Conservatives have successfully demonized the idea of organized labor to the extent that a lot of people probably think that unions are merely there for self-aggrandizement or shaking down taxpayers. In truth, a labor-led working environment is one that can bring benefits to the worker and lift them out of poverty.
|By: David Dayen Wednesday March 16, 2011 5:00 pm|
|By: Tula Connell Thursday September 3, 2009 1:33 pm|
Young people only work because they need some cash for a new iPod. So forget about raising the minimum wage. It’s not like 20-somethings are raising a family. And forget about health care reform, too. People who want health coverage have it. Young workers don’t have health coverage because they don’t want it. You know, they think they’re invincible.
If you’re a young worker, you’ve probably heard those lines more than once. And especially if you’re a young worker, you know how false they are.
We had a few young workers here at the AFL-CIO this week to talk about what it’s really like to be age 35 and younger and trying to get by. They joined us for the release of our new report: “Young Workers: A Lost Decade.”
|By: Tula Connell Thursday August 27, 2009 1:30 pm|
Help me welcome Laura Clawson, senior writer at the AFL-CIO community affiliate Working America (and also front-page blogger on Daily Kos…shhhh. Don’t tell.). Laura joins us today for our discussion.
You’d have to be living in a cave, or in a willful veil of ignorance, not to know how people in this country are suffering in our broken health care system. If you have health insurance through your job, that’s one more reason to be desperately afraid of losing that job (with unemployment at 9.4 percent, no less;), if you get it as an individual or a family, you have to worry that your insurance company will find a reason to dump you the minute you need it most (whether you’re insured through your job or on your own, your health care costs are exploding. Then, of course, there are the 47 million people without insurance in the United States.
Blah blah blah.
But did you know that the lolcat community is suffering?
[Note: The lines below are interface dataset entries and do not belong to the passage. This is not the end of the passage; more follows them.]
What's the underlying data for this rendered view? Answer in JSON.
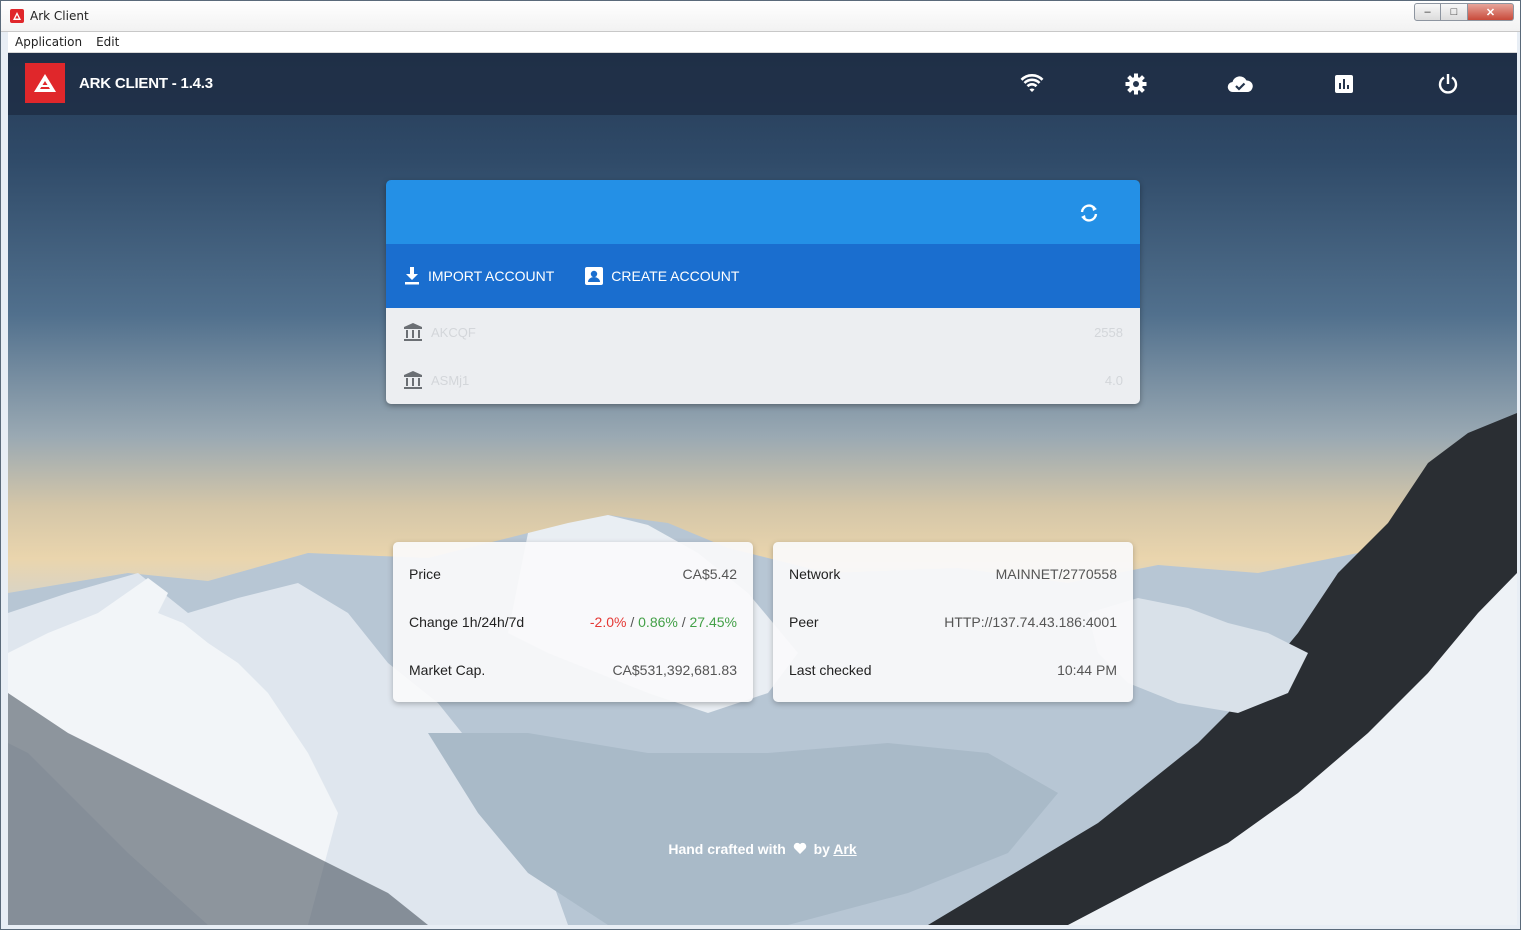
{
  "window": {
    "title": "Ark Client",
    "controls": {
      "minimize": "–",
      "maximize": "□",
      "close": "✕"
    }
  },
  "menu": {
    "items": [
      "Application",
      "Edit"
    ]
  },
  "header": {
    "brand": "ARK CLIENT - 1.4.3",
    "icons": [
      "wifi-icon",
      "gear-icon",
      "cloud-check-icon",
      "chart-icon",
      "power-icon"
    ]
  },
  "accounts": {
    "import_label": "IMPORT ACCOUNT",
    "create_label": "CREATE ACCOUNT",
    "list": [
      {
        "name": "AKCQF",
        "balance": "2558"
      },
      {
        "name": "ASMj1",
        "balance": "4.0"
      }
    ]
  },
  "market": {
    "price_label": "Price",
    "price_value": "CA$5.42",
    "change_label": "Change 1h/24h/7d",
    "change_1h": "-2.0%",
    "change_24h": "0.86%",
    "change_7d": "27.45%",
    "change_sep": " / ",
    "cap_label": "Market Cap.",
    "cap_value": "CA$531,392,681.83"
  },
  "network": {
    "network_label": "Network",
    "network_value": "MAINNET/2770558",
    "peer_label": "Peer",
    "peer_value": "HTTP://137.74.43.186:4001",
    "checked_label": "Last checked",
    "checked_value": "10:44 PM"
  },
  "footer": {
    "prefix": "Hand crafted with",
    "by": "by",
    "link": "Ark"
  },
  "colors": {
    "brand_red": "#e0272b",
    "card_blue": "#2490e6",
    "actions_blue": "#1a6ecf",
    "negative": "#e53935",
    "positive": "#43a047"
  }
}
If, so far, you’ve been able to push the health care crisis to the back of your mind and put off making your voice heard, how does it make you feel to see that Dr. Tinycat can’t get care because he’s out of network?
|By: Tula Connell Thursday April 2, 2009 1:30 pm|
It was tragic enough that her 11-year-old son became a quadriplegic after gunshots hit him while he was playing outside. But now Alberta, a single mother, worries every day because she can’t leave her job to take care of her son. Without her job, she has no way to get, or pay for, health coverage for her son.
Alberta told us her story as part of the AFL-CIO and Working America 2009 Health Care for America Survey.
|By: Tula Connell Thursday November 6, 2008 3:00 pm|
As I write, I’m lifting a mug o’ coffee and toast to Jane and the entire Firedoglake team who have done so much this election cycle to spotlight the perfidities of the McCain-Palin disaster and otherwise move forward a progressive vision our nation so desperately needs.
Sometime around 1 a.m., on Nov. 5, as I stood yelling in Lafayette Park along with thousands of my new best friends, the true meaning of solidarity—within the union movement and within the broader progressive movement—really hit home.
|By: Tula Connell Thursday October 30, 2008 1:30 pm|
The election numbers are in and the winner is….
America’s working families.
Even before the Nov. 4 results are tallied, the nearly year-long election mobilization throughout the union movement is a victory for the thousands of union volunteers who have dedicated their scarce free time in get-out-the-vote efforts. Without them, we could not have reached the millions of union members critical to reversing the misery of the Bush years.
|By: Tula Connell Thursday July 17, 2008 10:30 am|
Imagine you’re at work and you get a call that your mother died. Then imagine your boss saying you might as well stay at the office the rest of the day—there’s nothing you can do because she’s dead anyway.
Even worse: That true scenario from Amy in Florida is just one of the many workplace horror stories piling in for this year’s My Bad Boss Contest.
|By: Tula Connell Thursday March 27, 2008 10:30 am|
Dorene, a cancer survivor in Oregon, can’t afford health insurance, so she takes part in what she calls “faith-based health care”—she prays she won’t get sick.
Barbara’s son spent a year in Iraq after enlisting in the National Guard. It was the only way he could get health insurance for his wife.
|By: Tula Connell Thursday January 17, 2008 10:30 am|
Anyone can get health care in the United States. Just ask George W. Bush. Last year in Cleveland, he had this to say to the 47 million Americans without health care coverage:
I mean, people have access to health care in America.